AVDIIVKA, Ukraine — A top rebel commander in eastern Ukraine was killed along with another person when their car exploded, rebels said Saturday, blaming Ukraine’s special services for the blast.
Ukraine’s military, meanwhile, said three soldiers were killed in shelling over the past day.
Fighting between government forces and Russia-backed separatist rebels has escalated over the past week in eastern Ukraine, killing at least 33 people, including civilians, and wounding several dozen. More than 9,800 people have died since the war began in April 2014.
The rebels’ Lugansk Information Center reported Saturday that Lugansk People’s Militia commander Oleg Anashchenko died in the explosion along with an unnamed person.
Ukrainian President Petro Poroshenko spoke late Saturday with President Donald Trump, who he said expressed “deep concern” over the escalation.
The surge in violence began the day after Russian President Vladimir Putin spoke by telephone with Trump for the first time since Trump entered the White House. Poroshenko has cast the outburst of fighting as an argument for continuing Western sanctions imposed on Moscow for its actions in Ukraine.
During Saturday’s call, a statement issued by Poroshenko’s office said the two leaders “noted the urgent necessity of establishing a complete cease-fire.” The Ukrainian president thanked Trump for his “strong support for the sovereignty and territorial integrity of Ukraine.”
The White House said Trump had a “very good call” with Poroshenko. “We will work with Ukraine, Russia, and all other parties involved to help them restore peace along the border,” Trump said in a statement.

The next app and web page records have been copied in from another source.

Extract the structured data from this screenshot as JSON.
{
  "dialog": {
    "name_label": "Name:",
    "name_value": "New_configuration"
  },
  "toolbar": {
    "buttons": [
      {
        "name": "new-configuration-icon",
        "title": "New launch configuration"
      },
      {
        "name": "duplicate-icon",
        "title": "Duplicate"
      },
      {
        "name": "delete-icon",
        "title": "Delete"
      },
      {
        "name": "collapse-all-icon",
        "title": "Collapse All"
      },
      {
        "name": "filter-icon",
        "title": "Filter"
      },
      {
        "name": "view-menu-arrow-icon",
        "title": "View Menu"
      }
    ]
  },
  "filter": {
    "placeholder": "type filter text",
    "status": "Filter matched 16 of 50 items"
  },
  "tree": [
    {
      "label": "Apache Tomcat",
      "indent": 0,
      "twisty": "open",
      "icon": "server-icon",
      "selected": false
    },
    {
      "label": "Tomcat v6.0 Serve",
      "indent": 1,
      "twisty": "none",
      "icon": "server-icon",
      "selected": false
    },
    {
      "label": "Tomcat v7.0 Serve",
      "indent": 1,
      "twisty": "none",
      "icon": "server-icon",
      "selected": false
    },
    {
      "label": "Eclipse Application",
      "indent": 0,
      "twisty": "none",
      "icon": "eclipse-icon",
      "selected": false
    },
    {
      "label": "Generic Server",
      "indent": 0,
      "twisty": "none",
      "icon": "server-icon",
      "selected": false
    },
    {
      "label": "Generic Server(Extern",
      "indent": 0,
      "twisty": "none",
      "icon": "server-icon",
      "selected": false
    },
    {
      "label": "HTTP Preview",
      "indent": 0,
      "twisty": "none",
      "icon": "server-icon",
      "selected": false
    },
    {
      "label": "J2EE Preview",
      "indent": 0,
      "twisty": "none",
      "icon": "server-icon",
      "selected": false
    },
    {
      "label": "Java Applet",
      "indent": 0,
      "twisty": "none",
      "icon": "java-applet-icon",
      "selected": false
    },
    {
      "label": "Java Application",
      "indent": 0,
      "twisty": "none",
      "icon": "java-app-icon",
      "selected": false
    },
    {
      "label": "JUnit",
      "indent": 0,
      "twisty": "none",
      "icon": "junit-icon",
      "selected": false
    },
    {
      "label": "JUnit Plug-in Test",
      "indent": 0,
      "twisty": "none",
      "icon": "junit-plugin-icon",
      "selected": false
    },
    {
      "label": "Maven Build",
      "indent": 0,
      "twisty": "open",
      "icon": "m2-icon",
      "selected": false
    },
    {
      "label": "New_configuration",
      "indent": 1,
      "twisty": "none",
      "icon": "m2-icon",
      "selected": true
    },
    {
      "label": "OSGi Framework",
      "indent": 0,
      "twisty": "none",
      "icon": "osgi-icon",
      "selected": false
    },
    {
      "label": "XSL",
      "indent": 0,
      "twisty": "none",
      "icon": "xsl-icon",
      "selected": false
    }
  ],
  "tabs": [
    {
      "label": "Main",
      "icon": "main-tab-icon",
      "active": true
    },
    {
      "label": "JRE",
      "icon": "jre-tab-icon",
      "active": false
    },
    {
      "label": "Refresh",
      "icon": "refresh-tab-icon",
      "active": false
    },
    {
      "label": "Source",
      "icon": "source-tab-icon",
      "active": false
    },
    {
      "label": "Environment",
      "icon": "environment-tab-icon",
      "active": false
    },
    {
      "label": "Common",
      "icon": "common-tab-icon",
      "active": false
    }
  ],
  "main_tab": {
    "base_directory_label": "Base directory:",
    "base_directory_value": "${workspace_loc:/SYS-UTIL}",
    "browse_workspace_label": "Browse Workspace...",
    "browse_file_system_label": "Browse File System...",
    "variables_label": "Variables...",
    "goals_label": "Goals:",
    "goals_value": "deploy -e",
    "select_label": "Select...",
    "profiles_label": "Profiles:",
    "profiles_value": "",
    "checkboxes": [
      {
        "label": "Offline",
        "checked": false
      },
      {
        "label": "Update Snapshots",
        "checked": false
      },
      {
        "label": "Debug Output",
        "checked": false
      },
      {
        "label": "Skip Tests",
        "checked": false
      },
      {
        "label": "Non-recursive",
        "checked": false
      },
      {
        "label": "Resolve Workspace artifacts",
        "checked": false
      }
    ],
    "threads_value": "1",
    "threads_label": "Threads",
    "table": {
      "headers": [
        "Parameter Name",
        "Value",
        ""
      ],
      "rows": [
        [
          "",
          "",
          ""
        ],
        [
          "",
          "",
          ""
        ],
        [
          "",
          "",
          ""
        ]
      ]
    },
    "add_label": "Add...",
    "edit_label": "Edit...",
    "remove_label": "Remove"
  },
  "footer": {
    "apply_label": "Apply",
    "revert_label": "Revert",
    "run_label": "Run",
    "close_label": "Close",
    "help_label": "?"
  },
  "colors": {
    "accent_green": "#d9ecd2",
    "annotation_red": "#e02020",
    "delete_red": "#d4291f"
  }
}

The government-held town of Avdiivka, just north of the main rebel-controlled city of Donetsk, has been the focus of the fighting. A temporary cease-fire had been called to allow workers on both sides to restore electricity to freezing residents as shelling eased for much of the day. But the Ukrainian military said rebel forces began a mortar barrage of Avdiivka in the evening.

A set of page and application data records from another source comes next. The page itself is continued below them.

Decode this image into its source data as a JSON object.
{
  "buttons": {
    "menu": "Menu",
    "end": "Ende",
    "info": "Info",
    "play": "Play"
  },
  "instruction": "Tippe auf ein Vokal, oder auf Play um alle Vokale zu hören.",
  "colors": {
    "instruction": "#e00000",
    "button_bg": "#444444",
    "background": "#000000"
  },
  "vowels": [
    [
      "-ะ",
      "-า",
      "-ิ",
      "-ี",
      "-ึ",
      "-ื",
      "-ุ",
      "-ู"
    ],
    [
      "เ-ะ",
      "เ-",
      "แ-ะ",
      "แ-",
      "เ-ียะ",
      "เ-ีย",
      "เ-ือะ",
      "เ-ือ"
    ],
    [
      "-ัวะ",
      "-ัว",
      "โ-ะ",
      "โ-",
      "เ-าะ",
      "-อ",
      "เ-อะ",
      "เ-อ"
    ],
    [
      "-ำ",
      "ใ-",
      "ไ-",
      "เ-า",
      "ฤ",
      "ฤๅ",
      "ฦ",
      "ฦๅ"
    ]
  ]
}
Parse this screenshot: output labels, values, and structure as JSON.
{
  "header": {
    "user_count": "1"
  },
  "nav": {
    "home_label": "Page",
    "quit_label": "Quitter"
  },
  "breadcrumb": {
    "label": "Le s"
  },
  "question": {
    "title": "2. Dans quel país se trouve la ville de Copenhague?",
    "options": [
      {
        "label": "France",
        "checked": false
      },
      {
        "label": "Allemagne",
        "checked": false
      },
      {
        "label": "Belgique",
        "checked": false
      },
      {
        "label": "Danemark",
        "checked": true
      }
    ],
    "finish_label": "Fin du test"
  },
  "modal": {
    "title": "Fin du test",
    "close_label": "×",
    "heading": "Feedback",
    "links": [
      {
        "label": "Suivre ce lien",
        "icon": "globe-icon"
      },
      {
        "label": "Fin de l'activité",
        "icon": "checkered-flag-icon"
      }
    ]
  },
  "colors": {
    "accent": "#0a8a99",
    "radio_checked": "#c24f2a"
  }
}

The daily shelling has left locals in the industrial town of about 35,000 traumatized.
Olga Duzhikova’s apartment was hit by a shell.

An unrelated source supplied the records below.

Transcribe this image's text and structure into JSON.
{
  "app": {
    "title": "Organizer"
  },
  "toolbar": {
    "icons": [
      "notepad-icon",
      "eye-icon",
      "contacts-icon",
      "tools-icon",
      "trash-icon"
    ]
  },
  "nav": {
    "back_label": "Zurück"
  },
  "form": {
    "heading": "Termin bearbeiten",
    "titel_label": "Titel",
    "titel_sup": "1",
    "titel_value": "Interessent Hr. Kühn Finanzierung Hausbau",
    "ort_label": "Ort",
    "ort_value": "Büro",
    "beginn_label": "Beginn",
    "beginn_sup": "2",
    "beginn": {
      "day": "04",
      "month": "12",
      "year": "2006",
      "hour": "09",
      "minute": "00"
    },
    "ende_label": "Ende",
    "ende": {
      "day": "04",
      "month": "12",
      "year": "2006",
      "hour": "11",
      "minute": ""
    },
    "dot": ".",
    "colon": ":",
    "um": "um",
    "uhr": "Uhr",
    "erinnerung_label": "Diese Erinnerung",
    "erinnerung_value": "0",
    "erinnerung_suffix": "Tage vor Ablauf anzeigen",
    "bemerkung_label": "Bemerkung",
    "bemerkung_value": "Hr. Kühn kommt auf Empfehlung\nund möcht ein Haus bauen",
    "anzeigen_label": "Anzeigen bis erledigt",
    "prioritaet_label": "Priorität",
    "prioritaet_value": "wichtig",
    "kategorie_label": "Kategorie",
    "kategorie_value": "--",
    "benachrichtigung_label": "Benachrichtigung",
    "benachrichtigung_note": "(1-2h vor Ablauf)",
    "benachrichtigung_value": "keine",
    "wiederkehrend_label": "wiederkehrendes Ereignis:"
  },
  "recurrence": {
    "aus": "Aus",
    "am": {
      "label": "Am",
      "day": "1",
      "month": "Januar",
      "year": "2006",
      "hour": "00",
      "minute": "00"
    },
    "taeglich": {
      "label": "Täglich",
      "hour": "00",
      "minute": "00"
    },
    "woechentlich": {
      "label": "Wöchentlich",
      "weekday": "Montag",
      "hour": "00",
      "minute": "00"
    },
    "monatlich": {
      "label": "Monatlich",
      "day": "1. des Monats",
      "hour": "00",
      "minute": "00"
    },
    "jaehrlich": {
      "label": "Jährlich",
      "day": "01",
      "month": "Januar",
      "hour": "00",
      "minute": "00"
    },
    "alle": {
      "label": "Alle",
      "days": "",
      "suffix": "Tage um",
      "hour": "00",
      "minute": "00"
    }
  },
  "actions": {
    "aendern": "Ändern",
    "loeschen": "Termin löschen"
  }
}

“I lost my head. I don’t know what I felt — I took my kids to hide them and I was waiting for someone to help me leave the place,” she said.
Trump’s repeated promises to improve relations with Russia have fueled concern in Ukraine that Washington would back off some of the sanctions. But the new US ambassador to the United Nations, Nikki Haley, has said sanctions imposed for Russia’s 2014 annexation of Crimea will remain.
Associated Press writers Jim Heintz in Moscow and Lynn Berry in Washington contributed to this report.